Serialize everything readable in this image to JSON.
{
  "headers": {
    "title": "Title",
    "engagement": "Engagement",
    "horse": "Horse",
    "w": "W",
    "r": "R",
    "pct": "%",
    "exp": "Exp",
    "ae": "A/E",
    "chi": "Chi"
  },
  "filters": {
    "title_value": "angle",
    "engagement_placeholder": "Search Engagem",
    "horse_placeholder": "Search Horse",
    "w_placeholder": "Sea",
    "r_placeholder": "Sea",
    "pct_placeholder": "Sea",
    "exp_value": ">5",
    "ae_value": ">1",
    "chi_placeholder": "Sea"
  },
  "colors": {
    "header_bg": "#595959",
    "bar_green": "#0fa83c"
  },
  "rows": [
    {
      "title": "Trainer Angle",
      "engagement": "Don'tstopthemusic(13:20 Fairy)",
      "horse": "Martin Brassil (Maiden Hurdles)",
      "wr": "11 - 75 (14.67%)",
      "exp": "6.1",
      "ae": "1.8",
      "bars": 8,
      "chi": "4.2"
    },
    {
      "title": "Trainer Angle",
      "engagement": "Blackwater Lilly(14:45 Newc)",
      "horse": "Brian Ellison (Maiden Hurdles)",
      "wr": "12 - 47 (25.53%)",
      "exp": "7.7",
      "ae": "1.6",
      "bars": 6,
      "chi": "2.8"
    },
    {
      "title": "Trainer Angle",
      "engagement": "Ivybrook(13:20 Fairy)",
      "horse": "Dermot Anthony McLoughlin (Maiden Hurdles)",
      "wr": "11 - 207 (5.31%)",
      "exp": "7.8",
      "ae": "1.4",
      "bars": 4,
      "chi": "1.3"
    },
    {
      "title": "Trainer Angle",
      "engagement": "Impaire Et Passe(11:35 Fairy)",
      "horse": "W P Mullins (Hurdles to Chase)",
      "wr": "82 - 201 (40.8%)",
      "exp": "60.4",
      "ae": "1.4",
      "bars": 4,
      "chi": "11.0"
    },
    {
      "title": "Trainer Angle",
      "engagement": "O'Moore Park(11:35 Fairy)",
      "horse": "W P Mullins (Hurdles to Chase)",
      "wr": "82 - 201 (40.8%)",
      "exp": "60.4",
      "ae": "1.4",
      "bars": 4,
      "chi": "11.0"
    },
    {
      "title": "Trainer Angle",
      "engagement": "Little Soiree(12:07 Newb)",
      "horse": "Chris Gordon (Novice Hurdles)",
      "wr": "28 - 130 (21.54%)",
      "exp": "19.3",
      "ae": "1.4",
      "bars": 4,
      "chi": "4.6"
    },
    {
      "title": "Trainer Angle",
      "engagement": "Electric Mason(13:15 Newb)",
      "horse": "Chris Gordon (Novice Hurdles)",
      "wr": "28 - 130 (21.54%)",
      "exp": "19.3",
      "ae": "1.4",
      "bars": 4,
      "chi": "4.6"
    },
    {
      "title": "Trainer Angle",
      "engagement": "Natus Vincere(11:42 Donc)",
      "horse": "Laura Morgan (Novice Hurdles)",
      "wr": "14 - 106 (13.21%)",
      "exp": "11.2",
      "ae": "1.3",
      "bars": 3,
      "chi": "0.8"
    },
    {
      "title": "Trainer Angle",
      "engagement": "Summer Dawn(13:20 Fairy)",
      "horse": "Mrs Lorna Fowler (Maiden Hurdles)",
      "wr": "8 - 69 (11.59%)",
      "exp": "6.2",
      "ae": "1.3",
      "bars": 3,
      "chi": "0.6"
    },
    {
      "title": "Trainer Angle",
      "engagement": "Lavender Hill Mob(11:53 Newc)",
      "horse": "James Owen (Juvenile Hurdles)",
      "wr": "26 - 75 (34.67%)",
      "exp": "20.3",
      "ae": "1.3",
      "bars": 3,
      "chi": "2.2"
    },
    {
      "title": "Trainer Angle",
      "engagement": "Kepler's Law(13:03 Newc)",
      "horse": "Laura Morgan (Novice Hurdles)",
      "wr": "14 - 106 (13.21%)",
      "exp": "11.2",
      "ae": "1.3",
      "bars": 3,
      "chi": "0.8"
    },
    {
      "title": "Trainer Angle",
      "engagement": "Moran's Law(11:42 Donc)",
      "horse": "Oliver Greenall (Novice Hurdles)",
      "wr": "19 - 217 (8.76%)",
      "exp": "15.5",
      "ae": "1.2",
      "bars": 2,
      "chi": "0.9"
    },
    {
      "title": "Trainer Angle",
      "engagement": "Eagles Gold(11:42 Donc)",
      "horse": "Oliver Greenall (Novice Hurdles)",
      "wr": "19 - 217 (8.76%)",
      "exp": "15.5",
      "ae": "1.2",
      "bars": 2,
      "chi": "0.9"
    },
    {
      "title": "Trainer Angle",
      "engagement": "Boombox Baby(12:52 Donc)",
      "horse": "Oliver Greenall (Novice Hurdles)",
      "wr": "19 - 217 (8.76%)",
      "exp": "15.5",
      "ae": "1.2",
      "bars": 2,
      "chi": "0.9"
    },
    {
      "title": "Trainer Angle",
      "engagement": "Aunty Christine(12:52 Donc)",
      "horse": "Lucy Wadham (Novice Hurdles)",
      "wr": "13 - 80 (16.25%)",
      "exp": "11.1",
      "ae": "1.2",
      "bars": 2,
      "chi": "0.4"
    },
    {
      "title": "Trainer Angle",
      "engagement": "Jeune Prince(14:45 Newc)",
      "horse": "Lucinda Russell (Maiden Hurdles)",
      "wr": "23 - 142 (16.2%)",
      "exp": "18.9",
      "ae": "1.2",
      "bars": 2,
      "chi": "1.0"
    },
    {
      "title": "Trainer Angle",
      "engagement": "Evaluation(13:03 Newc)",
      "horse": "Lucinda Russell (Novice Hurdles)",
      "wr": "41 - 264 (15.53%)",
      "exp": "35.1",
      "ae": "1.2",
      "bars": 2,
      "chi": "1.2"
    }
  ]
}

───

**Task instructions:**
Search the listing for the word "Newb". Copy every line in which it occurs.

**Reply to the task:**
      "engagement": "Little Soiree(12:07 Newb)",
      "engagement": "Electric Mason(13:15 Newb)",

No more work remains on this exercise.